Problem to work on >> Could you report every line from the entries that includes the word "Grella"?

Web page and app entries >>
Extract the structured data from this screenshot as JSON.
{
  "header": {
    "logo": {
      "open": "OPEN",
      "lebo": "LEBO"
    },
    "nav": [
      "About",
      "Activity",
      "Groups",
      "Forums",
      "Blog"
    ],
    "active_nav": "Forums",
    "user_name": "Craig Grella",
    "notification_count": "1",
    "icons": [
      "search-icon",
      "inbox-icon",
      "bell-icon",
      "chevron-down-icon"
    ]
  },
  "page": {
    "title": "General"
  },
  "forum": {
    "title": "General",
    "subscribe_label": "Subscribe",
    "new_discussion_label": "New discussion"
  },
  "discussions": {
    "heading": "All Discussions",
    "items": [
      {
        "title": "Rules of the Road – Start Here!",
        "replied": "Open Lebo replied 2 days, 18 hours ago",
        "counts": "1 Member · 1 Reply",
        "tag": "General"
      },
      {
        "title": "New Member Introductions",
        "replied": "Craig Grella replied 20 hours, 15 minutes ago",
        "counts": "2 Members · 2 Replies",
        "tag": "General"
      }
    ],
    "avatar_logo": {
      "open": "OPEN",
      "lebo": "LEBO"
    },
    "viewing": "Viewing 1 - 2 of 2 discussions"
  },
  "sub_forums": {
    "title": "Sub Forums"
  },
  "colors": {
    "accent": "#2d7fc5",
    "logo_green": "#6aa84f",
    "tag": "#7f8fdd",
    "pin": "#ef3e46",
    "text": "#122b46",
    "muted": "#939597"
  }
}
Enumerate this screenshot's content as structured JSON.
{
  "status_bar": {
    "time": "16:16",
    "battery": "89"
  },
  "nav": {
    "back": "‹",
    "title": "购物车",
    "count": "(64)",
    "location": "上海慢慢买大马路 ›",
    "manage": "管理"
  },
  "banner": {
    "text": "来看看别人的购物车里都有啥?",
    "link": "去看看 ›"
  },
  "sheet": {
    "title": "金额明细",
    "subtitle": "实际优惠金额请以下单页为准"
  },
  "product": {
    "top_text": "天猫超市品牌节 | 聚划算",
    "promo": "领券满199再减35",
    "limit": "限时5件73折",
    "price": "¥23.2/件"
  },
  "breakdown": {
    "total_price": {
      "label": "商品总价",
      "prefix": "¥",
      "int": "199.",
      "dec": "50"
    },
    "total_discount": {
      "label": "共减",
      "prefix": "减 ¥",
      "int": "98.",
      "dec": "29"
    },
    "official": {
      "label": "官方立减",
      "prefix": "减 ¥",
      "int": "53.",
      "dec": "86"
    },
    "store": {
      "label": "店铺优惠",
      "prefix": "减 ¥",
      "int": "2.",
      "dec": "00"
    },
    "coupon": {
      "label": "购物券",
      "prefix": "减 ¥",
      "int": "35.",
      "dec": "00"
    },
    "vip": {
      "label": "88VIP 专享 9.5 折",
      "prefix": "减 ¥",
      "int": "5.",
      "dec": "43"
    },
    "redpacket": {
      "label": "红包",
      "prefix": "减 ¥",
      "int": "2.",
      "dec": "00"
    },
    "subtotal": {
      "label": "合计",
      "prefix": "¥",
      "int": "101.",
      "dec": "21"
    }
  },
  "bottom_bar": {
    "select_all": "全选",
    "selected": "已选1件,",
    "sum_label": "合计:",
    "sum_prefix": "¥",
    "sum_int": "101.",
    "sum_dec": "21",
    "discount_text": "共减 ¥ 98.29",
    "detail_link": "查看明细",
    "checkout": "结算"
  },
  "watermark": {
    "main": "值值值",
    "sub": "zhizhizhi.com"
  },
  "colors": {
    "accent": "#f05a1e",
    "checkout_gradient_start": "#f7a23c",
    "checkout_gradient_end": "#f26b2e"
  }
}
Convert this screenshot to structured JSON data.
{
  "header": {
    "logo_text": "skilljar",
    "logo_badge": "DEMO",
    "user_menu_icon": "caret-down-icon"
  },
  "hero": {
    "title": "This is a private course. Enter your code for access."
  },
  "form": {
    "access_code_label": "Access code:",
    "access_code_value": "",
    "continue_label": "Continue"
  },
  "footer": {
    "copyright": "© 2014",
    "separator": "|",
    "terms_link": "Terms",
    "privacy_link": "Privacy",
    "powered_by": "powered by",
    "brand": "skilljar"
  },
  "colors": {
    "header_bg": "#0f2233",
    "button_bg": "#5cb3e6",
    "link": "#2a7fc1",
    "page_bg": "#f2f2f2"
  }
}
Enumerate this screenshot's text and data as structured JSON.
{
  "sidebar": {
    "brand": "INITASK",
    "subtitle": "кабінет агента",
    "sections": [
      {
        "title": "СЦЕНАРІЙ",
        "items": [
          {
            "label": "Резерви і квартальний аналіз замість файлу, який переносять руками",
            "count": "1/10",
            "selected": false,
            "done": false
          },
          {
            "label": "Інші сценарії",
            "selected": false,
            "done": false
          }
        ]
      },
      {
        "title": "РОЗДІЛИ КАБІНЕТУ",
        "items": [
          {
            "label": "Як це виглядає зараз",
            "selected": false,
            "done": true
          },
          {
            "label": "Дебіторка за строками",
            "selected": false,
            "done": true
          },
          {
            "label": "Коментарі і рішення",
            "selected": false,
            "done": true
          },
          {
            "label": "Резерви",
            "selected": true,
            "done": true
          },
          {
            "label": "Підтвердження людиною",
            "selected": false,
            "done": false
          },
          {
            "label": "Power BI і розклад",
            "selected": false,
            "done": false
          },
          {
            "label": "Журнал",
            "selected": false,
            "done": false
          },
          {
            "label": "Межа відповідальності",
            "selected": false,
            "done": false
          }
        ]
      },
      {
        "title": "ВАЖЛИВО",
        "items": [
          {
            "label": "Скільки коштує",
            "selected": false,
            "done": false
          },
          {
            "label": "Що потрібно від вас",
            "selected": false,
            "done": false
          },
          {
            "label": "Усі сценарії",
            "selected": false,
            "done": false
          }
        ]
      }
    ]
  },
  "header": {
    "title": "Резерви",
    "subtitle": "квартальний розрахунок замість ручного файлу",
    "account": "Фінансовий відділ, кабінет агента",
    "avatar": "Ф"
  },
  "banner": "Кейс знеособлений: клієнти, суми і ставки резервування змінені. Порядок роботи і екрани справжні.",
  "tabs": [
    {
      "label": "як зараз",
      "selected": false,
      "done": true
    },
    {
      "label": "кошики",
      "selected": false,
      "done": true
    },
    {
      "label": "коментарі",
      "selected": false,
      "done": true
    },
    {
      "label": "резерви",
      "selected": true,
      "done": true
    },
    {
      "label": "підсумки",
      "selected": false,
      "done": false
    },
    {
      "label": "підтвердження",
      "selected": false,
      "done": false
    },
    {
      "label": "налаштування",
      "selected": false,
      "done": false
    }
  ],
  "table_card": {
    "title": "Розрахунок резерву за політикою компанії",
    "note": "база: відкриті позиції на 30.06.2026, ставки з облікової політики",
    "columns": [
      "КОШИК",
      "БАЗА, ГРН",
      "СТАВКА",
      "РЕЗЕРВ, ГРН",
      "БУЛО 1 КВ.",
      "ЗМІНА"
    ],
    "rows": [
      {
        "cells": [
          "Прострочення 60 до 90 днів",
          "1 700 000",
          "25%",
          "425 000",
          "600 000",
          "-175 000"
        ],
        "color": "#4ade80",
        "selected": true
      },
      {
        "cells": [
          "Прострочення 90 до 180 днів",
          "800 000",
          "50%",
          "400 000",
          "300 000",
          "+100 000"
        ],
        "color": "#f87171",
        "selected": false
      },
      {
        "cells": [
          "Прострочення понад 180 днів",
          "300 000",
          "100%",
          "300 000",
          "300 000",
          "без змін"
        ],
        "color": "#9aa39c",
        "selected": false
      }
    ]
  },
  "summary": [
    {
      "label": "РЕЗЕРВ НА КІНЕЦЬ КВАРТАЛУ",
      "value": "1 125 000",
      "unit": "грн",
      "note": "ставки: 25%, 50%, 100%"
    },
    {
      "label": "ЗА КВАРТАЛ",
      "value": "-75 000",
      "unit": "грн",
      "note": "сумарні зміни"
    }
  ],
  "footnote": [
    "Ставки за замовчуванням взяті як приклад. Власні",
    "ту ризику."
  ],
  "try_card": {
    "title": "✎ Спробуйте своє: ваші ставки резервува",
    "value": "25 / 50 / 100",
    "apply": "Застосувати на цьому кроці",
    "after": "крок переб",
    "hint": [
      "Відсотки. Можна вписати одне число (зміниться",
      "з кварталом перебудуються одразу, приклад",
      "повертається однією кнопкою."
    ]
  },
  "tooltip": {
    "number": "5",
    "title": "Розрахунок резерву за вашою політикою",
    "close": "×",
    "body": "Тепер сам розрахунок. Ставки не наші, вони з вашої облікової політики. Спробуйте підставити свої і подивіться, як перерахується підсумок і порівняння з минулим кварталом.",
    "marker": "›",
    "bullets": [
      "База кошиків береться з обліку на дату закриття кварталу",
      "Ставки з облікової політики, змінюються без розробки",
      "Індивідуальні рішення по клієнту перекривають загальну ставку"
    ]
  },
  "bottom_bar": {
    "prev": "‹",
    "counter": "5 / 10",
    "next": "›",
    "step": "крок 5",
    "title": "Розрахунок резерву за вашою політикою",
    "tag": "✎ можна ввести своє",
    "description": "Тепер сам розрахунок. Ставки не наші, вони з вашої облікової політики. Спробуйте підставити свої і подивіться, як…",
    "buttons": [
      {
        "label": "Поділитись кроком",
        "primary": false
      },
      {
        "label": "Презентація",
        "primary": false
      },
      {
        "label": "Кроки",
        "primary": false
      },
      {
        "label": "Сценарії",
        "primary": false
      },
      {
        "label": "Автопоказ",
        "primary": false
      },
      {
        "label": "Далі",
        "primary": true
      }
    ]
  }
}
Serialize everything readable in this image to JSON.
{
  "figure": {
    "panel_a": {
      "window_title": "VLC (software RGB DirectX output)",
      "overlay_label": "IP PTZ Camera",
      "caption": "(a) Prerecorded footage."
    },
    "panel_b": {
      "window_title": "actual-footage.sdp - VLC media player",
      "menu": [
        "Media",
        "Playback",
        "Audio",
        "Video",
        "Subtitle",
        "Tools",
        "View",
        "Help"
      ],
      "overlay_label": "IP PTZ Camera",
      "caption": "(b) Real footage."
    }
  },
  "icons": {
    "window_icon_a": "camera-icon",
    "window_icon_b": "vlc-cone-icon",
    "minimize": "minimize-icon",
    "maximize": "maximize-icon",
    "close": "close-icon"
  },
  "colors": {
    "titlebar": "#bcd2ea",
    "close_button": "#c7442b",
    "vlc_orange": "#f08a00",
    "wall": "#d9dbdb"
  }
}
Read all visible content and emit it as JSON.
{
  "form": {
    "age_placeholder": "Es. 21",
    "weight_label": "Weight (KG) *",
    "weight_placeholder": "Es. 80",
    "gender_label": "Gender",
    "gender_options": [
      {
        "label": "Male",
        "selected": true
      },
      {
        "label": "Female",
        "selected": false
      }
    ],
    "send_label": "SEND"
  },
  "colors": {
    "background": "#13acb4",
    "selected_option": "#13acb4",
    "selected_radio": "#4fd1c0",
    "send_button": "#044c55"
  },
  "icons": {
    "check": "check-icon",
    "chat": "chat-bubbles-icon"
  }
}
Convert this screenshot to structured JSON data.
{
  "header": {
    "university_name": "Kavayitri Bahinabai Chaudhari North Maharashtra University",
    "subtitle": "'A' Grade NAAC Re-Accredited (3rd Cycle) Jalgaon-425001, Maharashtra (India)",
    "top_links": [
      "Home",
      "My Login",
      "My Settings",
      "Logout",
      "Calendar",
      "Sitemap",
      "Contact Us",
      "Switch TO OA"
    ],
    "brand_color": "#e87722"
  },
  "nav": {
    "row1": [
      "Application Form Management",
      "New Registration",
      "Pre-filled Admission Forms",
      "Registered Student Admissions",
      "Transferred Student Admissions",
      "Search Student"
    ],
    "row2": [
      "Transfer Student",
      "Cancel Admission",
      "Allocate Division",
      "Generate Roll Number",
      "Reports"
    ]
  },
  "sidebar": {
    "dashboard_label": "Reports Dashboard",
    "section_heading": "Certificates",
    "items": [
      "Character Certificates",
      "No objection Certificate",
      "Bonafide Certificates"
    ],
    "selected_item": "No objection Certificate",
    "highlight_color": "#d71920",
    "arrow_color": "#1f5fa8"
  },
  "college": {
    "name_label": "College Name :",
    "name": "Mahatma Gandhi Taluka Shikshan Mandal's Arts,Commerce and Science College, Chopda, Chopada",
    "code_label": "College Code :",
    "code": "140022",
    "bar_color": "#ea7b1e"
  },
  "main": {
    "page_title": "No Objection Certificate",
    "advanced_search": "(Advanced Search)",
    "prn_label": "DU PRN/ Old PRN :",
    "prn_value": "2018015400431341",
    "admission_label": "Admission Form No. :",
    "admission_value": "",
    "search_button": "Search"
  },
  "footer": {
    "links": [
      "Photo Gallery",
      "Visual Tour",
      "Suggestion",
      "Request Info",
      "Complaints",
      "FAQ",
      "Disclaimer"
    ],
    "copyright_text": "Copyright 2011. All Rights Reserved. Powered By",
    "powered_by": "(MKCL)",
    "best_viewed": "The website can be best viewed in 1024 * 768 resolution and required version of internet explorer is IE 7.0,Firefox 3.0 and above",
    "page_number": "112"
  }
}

Output of the exercise >>
    "user_name": "Craig Grella",
        "replied": "Craig Grella replied 20 hours, 15 minutes ago",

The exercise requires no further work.